This organisational design puts a high level of cooperative communication and knowledge sharing as the cornerstone of Studio Mumbai. The many drawings, mock-ups, models, photographs and material samples of the exhibition signify the collaborative process and the iterative and practical practise of the studio.
Building and living with nature is in fact, what stands out the most in the exhibition. Use of locally sourced materials and approach both set Jain and Studio Mumbai apart from the typical western architectural firm. Jain, who trained in the west, sees himself as combining the two opposites of the east and the west, represented by the sun and the moon, in two different notions of time, effect and nature. The fact that the purpose of the western architect is getting as much sun inside the building as possible, while an Indian architect needs to provide as much shade as possible goes to show this significantly different approach.
The major differences in climate and the needs of the people mean that architects in India must build with nature in a respectful, collaborative way, taking into account the seasonal change, the sun and the need for shade, the evolvement of the vegetation, the cultural landscape and the monsoon. Studio Mumbai exert a unique sensibility in their approach to nature, not only do they integrate the building with nature, rather they merge the building with nature. They even anticipate how nature evolves, and how it could influence the structure through the seasons. In the case of the Copper House a leaf canopy, that will grow denser during the monsoon, was anticipated in the design, protecting the structure.
The Palmyra House is built as an organism consisting of two structures built around a pool in a coconut plantation. The light structures are covered in louvers made from the palmyra palm to allow light to filter through and air to circulate, while the leaf canopy offers the important shade.
This perception of nature reveals a different understanding of the world placing the building as a part of a bigger whole. Merging with nature means that the building and nature is not seen as opposites, rather as parts of the same element. In this way the building becomes nature and nature becomes (part of) the building. Could this be a way of expanding the concept of the spirit of place?
Studio Mumbai succeeds in combining the vernacular Indian tradition with a (western) contemporary design, in rediscovering the craft, and in pointing towards sustainable solutions to climatic challenges.

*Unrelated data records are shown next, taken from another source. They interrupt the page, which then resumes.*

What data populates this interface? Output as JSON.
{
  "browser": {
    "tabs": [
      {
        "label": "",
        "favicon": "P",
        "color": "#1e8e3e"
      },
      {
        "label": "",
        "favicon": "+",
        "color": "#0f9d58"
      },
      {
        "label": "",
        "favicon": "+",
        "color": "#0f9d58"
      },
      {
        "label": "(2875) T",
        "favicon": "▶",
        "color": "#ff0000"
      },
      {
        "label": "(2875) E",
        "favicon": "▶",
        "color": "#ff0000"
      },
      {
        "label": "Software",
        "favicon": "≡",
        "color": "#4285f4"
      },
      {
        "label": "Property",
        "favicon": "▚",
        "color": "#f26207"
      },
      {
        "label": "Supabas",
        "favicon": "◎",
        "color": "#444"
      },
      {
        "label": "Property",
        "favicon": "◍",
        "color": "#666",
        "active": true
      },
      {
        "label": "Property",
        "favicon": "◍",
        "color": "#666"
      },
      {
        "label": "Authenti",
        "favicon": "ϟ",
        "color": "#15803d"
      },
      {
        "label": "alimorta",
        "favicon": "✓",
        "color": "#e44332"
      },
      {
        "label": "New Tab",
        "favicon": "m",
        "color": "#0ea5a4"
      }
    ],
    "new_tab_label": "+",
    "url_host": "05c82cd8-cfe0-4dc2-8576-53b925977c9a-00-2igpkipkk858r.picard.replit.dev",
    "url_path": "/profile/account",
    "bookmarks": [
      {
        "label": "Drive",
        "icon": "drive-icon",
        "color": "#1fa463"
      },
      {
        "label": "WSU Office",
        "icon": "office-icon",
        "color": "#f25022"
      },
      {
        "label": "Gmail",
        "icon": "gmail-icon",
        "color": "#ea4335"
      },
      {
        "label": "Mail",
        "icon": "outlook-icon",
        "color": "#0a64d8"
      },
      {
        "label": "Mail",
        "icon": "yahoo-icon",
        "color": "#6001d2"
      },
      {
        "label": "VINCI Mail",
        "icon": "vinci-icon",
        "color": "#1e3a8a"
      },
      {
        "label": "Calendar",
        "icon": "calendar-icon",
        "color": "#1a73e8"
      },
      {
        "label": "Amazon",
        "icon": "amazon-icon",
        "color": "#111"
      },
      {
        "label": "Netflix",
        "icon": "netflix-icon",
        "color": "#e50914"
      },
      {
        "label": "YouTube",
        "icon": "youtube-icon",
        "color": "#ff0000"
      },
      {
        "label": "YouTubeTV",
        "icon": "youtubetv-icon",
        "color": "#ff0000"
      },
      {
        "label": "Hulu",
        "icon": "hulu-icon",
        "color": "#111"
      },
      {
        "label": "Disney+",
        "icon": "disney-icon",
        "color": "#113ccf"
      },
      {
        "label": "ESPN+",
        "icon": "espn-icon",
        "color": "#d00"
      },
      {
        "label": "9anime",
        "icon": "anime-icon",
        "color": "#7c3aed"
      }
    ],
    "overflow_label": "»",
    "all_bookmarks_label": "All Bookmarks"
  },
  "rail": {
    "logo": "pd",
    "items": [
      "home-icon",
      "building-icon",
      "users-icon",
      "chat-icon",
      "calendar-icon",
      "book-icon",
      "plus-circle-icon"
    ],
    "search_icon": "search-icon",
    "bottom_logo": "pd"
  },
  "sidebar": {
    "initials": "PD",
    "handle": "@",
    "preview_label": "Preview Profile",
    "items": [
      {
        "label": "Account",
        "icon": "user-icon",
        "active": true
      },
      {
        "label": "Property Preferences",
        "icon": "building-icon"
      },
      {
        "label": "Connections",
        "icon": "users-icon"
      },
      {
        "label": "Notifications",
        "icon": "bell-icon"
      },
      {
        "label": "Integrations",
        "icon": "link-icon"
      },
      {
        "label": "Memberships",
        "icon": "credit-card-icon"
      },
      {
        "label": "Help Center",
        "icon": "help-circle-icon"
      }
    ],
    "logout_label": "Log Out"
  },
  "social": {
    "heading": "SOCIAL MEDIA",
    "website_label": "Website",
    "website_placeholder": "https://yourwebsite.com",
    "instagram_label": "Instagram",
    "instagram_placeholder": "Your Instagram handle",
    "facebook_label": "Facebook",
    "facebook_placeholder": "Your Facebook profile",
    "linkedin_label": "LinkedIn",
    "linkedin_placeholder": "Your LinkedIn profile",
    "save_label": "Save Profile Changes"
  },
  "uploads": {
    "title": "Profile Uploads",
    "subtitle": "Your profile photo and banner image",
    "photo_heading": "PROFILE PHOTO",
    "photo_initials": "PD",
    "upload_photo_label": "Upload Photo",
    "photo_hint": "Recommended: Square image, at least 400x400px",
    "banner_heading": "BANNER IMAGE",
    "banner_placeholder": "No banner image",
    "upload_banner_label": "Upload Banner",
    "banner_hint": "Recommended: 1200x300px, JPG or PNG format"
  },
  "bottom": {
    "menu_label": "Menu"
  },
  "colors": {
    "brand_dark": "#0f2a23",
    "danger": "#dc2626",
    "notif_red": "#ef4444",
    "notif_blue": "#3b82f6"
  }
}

Furthermore, they are part of a larger micro-trend that see companies working within the principles of “design thinking”.
This means using an approach that take its cue from the basic requirements of the users, motivated by the opportunity to approaching an idea creatively, using experimental methods, as well as putting value on cross-disciplinary co-creation. Largely succeeding in creating both emotional and functional meaningful buildings using this approach – we may well ask if perhaps we are witnessing a new role of architects in this unusual architectural practise?
by Jeanne Rank Schelde
Studio Mumbai – In between the Sun and the Moon is on until March 6, 2016 at the Danish Architecture Centre, Strandgade 27B, 1401 Copenhagen K, Denmark
Tel: +45 3257 1930
From can be seen from April 16 until August 21 2106 at Deutsches Architekturmuseum, Schaumainkai 43, 60596 Frankfurt am Main,
Tel: +49 (0)69-212 38844